I recently signed up to be a mentor to recent college grads from my alma mater. While I’m happy to be paying it forward, I realized this would put a small damper on my savings project this week.
My new mentee just moved to Los Angeles and asked if I could give her any advice on how to get into the entertainment industry, which is the industry that I’ve been working in since I got my first internship in 2010. I was super eager to share with her what I wish someone told me when I was first starting out and invited her to our studio lot for lunch. I had already hit “sent” when I realized my perfectly laid out lunch plans for the week would be foiled. My partner had cooked healthy, delicious, and cheap meals to last us Sunday-Friday and I was so excited to not have to eat out once. However, I would now have to buy my lunch this day because it would be way too weird to bring my own lunch to a lunch meeting with someone I’ve never met before, right? And on top of it, it would be rude to not buy my new mentee lunch, right?

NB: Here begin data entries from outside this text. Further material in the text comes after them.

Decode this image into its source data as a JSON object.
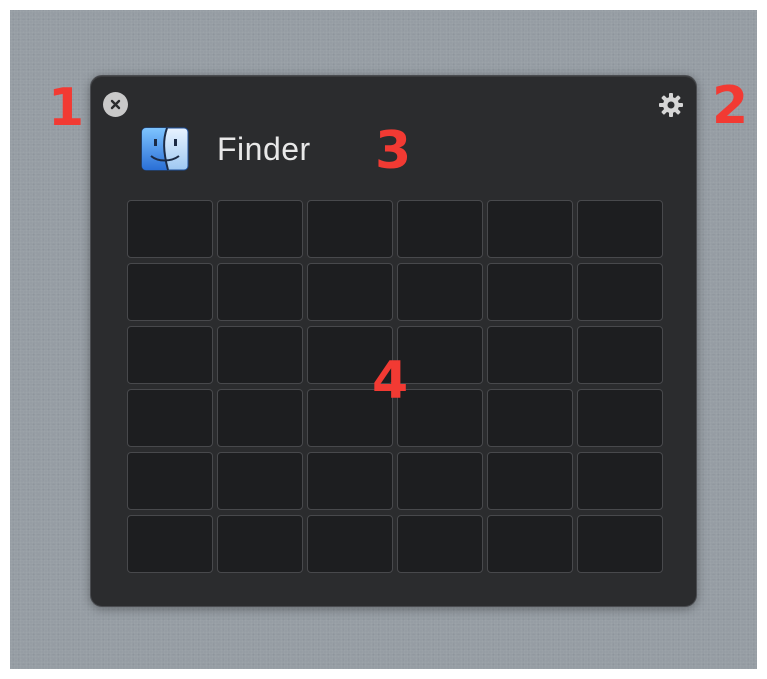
{
  "window": {
    "app_title": "Finder",
    "app_icon": "finder-icon",
    "close_icon": "close-icon",
    "settings_icon": "gear-icon"
  },
  "grid": {
    "rows": 6,
    "columns": 6
  },
  "annotations": {
    "close": "1",
    "settings": "2",
    "title": "3",
    "grid": "4"
  },
  "colors": {
    "annotation_red": "#f23a33",
    "panel_bg": "#2b2c2e",
    "cell_bg": "#1d1e20",
    "backdrop": "#969da4"
  }
}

Before I break it down with my happiness/practical scale, I want to say that I kind of hate how torn I was for a moment after already inviting her to lunch. I don’t want to become that cheap person who never offers to pay for someone else or who always brings food to meetings/outings when other people are ordering food somewhere. But I also don’t want to constantly spend all my hard-earned money on food that I can definitely make cheaper myself. However, I think this situation had a clear choice. Here were my thoughts:
Happiness: I like meeting new people, especially those who went to the same college as me, so I was excited to meet up with my mentee. I also really enjoy talking to recent grads so I can tell them about where I went wrong (and I guess a few areas where I went right) when I first graduated. And of course, I like helping people out when I’m able to. My mentee is unemployed right now so it would feel good to treat her to lunch. So, happiness is probably 9 out of 10.
Practical: The lunch meeting would be on our studio lot, which is definitely the most practical place to have lunch. Firstly, I don’t have to drive anywhere, so it’s convenient for me. Secondly, it would give me an opportunity to show her around the lot and get an idea of what it would be like to work here. And thirdly, it’s A LOT cheaper than any other place I could take someone for lunch. So, the practical score is probably also a 9 out of 10.
With both scores being a 9 out of 10, that means I can feel good about spending some money on this. So, no money is going into my savings for this day, but I’m glad I’m at least holding myself accountable. And, I’m also glad I didn’t cheap out on my new mentee and miss out on this opportunity just to save a little bit of money — the overall amount for both of our lunches was only $13.14. The only way I probably could have saved a bit of money would be to invite her to coffee instead of lunch, but I think lunch was still the best choice.
Well, thanks for reading about my neurotic thought processes! I guess it’s good to at least write them down so I can remember when it feels good to spend versus when it doesn’t. And I’d love to hear how others deal with wanting to save money, but also wanting to pay it forward…so leave a comment if you have any ideas or experiences to share!